Thursday August 16, 2018

Alamon: True stewards of democracy

THERE has been an interesting bifurcation in the reaction of netizens over the ouster of Chief Justice Lourdes Sereno via the controversial quo warranto proceedings.

The first reaction interprets the incident merely as a legal process wherein a collegial body polices its own ranks. There are many indications that Justice Sereno is not very popular or well-liked among her colleagues. The fact that she was appointed by Noynoy Aquino, the youngest among her peers, in what members of the high court could have considered to be an affront to tradition and seniority rules, certainly adds to her liabilities.

Many of the justices eyeing the top position shall be long dead before she retires and getting her out of the way redounds to everyone’s collective good as far as their ambitions to become Chief Justice is concerned.

For this set, regardless of whatever personal motives there may be behind the quo warranto petition, the legalese explanation satisfies them.

Her assumption to office was considered to have been infirm because she supposedly failed to file her statement of assets or liabilities or SALN, an indication of her lack of integrity. Never mind that such challenge should have been filed within a year after assumption of office and that no court has tried and determined the facts over her supposed failure to submit the SALN documents.

The second reaction was one of indignation with dire hysterical warnings about the supposed death of democracy. The removal of Sereno sounded the capitulation of the Courts, a co-equal branch of government, to the Executive according to them and it signals the consolidation of Duterte’s dictatorial powers across our nation’s democratic institutions, according to them. Note that weeks prior, President Duterte, himself, declared that he considered Sereno as a political enemy and must be removed.

A shared position among this set is to go beyond the legal arguments that all sound to be gobbledygook and interpret this brazen attack on the judiciary to the creeping if not already existing dictatorship in the country. One of their main arguments is that the position of Chief Justice is an impeachable officer as designed by the framers of the 1987 Philippine Constitution. This means that the highest officer of the Court can only be removed from office through an impeachment trial in Congress to preserve its independence.

There is a reason behind this if we go back to the deliberations of the 1987 Constitution. After more than two decades under the nightmare of Marcos’ martial law, the members of the Constitutional Commission made sure that it won't be that easy for any sitting president to usurp the independence of our democratic institutions particularly the High Court.

In a functioning democracy, the Supreme Court is the final arbiter, the court of the last instance that will keep the fidelity of the executive and legislative branches to spirit of the Constitution, the highest law of the land.

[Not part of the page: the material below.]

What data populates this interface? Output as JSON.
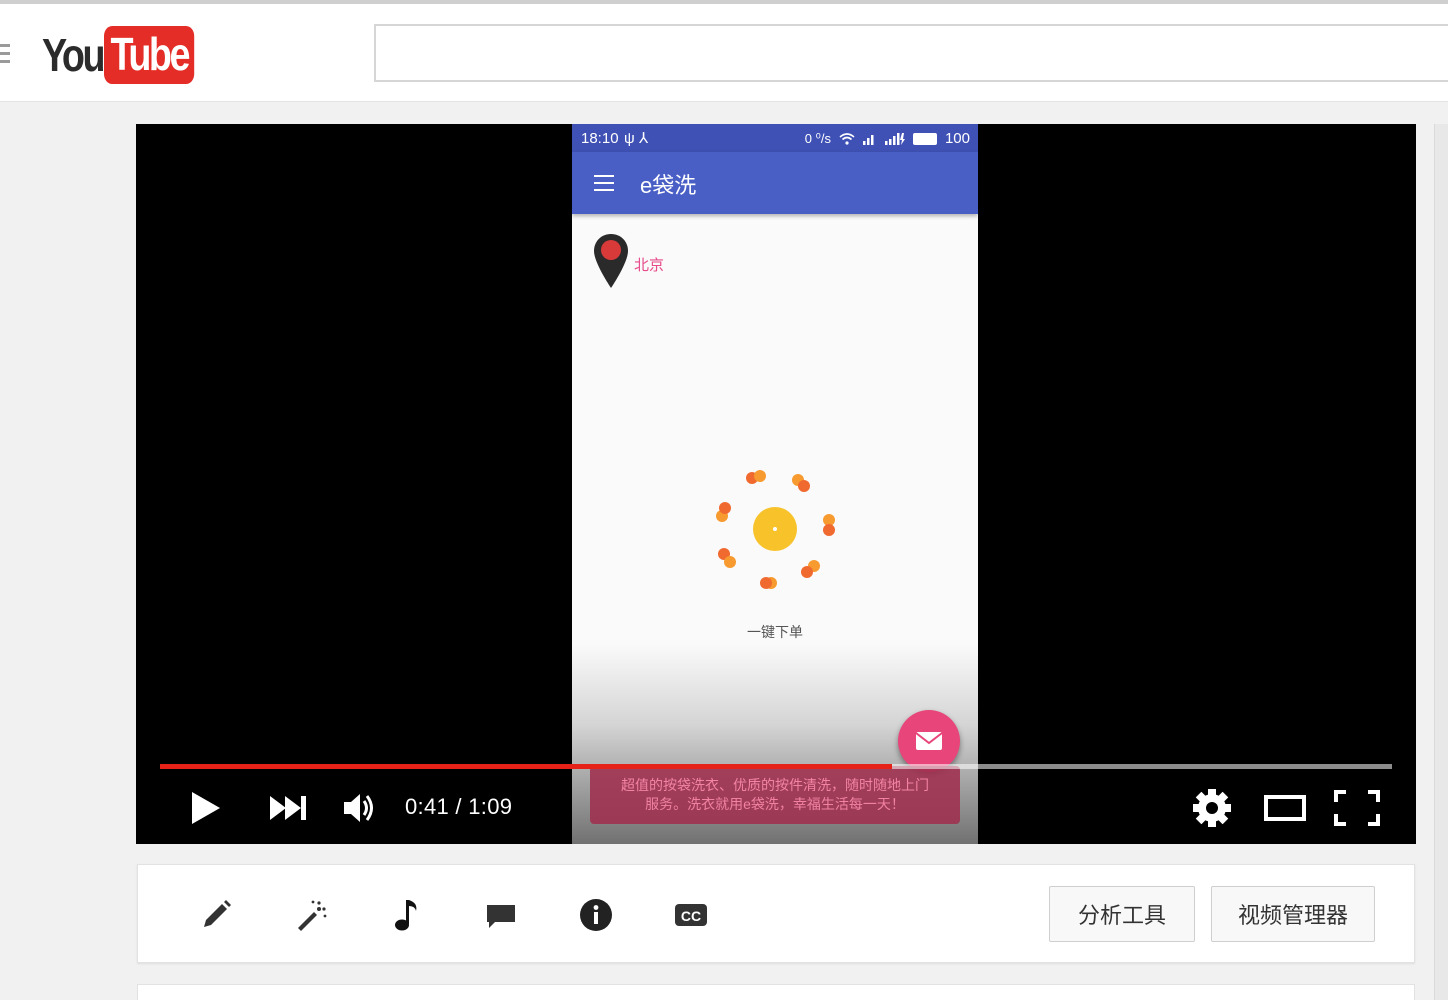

However, the quo warranto petition represents precisely the conditions laid out above why a sitting Chief Justice can only be removed through impeachment. An executive department that does not appreciate the independence of the courts can easily exploit political in-fighting or exert undue influence to the sitting magistrates. Duterte’s ominous warning weeks before set off the quo warranto proceedings in violation of the constitutional provision protecting the Court’s independence.

For this set, this was what exactly happened in the removal of Sereno and is the latest most brazen move of this administration in a long list of actions that betray President Duterte’s disdain for constitutionally-guaranteed systems of checks and balances enshrined in the 1987 landmark document.

There is the drug war that has killed off thousands of petty drug addicts and pushers without due process by what many believe to be state-backed vigilante groups. Another is the sustained disregard for international human rights standards as well as the persecution of local human rights defenders like Sister Patricia Fox and others. There is also the wholesale surrender of our patrimonial rights in the face of China’s aggressive and militaristic takeover of the contested West Philippine Sea.

There is the argument that the ouster of Chief Justice Sereno should be left to the interpretation and wisdom of learned lawyers and judges who have the legal training and experience to discern whether the quo warranto proceedings were right or wrong. This message is terribly elitist and technocratic, tendencies that have allowed a Marcos dictatorship to last for more than two decades before and threaten to install a dictator anew in these dark times.

History has taught us that democracy was never in the best care of lawyers, after all. Instead, it has always been protected by a vibrant and vigilant public who are not cowed by any budding copycat dictator and his legal apologists.